The Avs relied way too much on goalie Craig Anderson last season, playing him in 71 games as he led the NHL in saves. That tired him out. This season, the plan is to give backup Peter Budaj more starts. But he's got to earn them. His teammates have to play with confidence in front of him. Monday night was a good start. Yes, Budaj gave up four goals on 28 shots, but the Wings were oh-so-dangerous as always. It's not quantity but quality with the Wings. The point is this: Colorado coach Joe Sacco gambled on Budaj in a tough rink, Joe Louis Arena, and it paid off.
"We have two very capable goaltenders," Sacco said. "Terrific win for Peter tonight. Happy for him. He's an extremely hard worker and the consummate professional. It was nice to see him get in there and play well."
Sacco knows he's got to get starts from Budaj this season. He needs Anderson to be a little fresher come the spring. Of course, if the Avs are life-and-death to make the playoffs, that's less of an easy decision.
"It's important going down the stretch, if you're a team that's worthy of being in the playoffs, the goalie would benefit from that [rest], for sure," said the coach. "I think the biggest thing is getting into the playoffs, getting into the dance. That's our goal."
Bring on the extra work, Budaj said.
"I think I played 11 games last year? I can definitely play more than that," Budaj said. "But this league is about winning. You win and you'll see more net. I have to be ready when I get called upon."
In the shootout, Budaj shut the door on all six Red Wings, including the likes of Henrik Zetterberg, Pavel Datsyuk and Johan Franzen. Budaj also kissed the crossbar for saving him twice.
"I just tried not to show them too much net and tried not to show the first move, have them make the first move and then react to it," Budaj said. "I was lucky a couple of times, had a couple of crossbars."
Sacco also jumbled his forward lines before Tuesday's game. Most noticeable was last season's Calder Trophy runner-up, Matt Duchene, starting on the third line. Message?
"Yes," Sacco said. "I wanted to see more consistency, and I thought he played well tonight."
On a normal NHL team, Game 3 of the season would be a little early for sending messages, but this is a very young Avs squad desperately hoping to avoid a letdown.
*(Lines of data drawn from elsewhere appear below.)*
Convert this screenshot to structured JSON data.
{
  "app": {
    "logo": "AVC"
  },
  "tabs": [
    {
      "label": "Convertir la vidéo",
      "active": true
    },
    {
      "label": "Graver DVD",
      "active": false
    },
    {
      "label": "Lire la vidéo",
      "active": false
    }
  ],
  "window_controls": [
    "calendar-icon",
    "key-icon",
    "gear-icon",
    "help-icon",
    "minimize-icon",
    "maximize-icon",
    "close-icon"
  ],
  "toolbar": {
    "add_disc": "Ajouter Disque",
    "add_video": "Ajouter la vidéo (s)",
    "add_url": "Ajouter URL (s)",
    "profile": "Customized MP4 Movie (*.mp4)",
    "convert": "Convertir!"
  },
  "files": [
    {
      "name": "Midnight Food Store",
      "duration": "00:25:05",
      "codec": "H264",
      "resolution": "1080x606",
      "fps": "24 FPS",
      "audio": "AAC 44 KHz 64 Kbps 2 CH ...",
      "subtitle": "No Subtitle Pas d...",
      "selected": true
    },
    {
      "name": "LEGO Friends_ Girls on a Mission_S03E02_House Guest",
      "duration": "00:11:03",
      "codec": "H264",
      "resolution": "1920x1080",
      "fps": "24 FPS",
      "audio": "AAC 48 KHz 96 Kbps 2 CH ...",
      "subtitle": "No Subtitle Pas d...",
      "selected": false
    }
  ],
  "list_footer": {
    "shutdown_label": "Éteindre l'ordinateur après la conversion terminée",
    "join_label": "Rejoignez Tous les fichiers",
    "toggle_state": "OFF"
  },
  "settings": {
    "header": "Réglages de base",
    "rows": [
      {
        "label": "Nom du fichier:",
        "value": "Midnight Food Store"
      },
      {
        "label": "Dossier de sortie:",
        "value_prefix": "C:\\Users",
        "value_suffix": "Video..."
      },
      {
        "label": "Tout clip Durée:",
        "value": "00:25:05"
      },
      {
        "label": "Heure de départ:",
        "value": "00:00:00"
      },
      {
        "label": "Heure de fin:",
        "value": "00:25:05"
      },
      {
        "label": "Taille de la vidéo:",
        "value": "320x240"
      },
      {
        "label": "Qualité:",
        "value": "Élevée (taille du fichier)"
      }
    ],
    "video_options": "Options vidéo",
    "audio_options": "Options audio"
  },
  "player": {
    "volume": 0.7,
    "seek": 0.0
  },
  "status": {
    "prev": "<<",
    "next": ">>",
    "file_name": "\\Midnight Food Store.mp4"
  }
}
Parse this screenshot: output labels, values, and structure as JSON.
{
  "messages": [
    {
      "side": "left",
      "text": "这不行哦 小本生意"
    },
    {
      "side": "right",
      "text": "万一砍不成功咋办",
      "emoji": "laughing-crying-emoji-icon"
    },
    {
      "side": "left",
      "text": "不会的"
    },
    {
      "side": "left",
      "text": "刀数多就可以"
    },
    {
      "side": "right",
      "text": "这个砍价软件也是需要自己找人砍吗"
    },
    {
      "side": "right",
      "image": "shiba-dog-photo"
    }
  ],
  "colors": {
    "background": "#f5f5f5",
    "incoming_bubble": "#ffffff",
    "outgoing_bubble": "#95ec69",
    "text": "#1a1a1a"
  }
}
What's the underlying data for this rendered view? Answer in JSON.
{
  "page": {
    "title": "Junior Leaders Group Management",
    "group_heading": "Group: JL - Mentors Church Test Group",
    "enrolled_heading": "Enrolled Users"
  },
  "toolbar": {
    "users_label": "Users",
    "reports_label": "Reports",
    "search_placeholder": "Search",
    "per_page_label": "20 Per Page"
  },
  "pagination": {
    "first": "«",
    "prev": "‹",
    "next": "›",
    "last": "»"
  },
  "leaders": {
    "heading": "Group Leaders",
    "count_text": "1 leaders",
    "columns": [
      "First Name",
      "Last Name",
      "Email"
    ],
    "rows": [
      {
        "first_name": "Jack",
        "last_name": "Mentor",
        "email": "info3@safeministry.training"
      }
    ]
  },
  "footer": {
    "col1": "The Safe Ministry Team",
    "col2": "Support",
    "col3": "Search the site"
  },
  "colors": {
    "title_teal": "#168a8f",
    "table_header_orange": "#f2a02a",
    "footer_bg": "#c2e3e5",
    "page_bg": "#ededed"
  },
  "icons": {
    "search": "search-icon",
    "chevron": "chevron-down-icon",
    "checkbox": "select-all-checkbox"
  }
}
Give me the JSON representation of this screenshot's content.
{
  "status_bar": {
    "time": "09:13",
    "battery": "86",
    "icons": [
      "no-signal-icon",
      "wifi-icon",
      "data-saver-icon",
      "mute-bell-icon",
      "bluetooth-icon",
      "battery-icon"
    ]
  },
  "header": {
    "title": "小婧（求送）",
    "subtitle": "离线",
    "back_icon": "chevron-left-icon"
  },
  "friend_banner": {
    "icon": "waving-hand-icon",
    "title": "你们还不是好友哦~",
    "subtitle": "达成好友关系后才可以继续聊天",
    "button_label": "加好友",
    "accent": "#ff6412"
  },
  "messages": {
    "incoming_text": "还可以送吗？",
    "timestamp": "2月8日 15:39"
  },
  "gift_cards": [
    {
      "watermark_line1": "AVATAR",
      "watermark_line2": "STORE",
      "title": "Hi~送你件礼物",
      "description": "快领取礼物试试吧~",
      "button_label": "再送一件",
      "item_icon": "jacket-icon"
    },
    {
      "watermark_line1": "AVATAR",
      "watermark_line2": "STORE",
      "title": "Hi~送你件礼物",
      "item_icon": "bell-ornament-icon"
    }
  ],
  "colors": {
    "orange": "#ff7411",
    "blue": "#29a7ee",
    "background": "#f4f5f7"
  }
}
I think Sacco was brilliant for doing it this early, and it worked.
David Jones' performance was also a good sign. He had two goals, one assist and a plus-3 rating in 19:54 minutes of ice time. That's top-six material and what Colorado wants to see from him this season. He had 10 goals in only 23 games last season before a torn ACL ended his campaign.
"That start showed me I could play at this level and be a big factor in games," Jones said. "I'm going to try to carry that all season."
What a bonus it would be for Colorado to get him back to that level. He's almost like a free-agent addition given the time he missed last season.
"He's not a pure goal scorer, but he's a big, strong guy who skates well," Sacco said. "He can release the puck quick, and when you get confidence, things start to go well for you. He was playing well last season before the injury. He was our leading goal scorer at that time. He's going to be a real good player for us."
On the downside, the Avs' power play is now 1-for-10 after an equally dreadful preseason. They've also given up short-handed goals in back-to-back games (Tuesday's shorty by Patrick Eaves gave Detroit a 4-3 lead at 7:52 of the third period).
"I thought we worked hard in the offensive zone tonight," Sacco said. "We tried to simplify, but at the end of the day, we can't give up another short-handed goal at that juncture of the game. We have to be better there. We'll continue to work on that area."
The Avs' blue-line corps again looked overmatched Tuesday night and it figures once again to be their Achilles' heel. The team gave up way too many shots last season; only four teams gave up more than its 32.1 shots per game.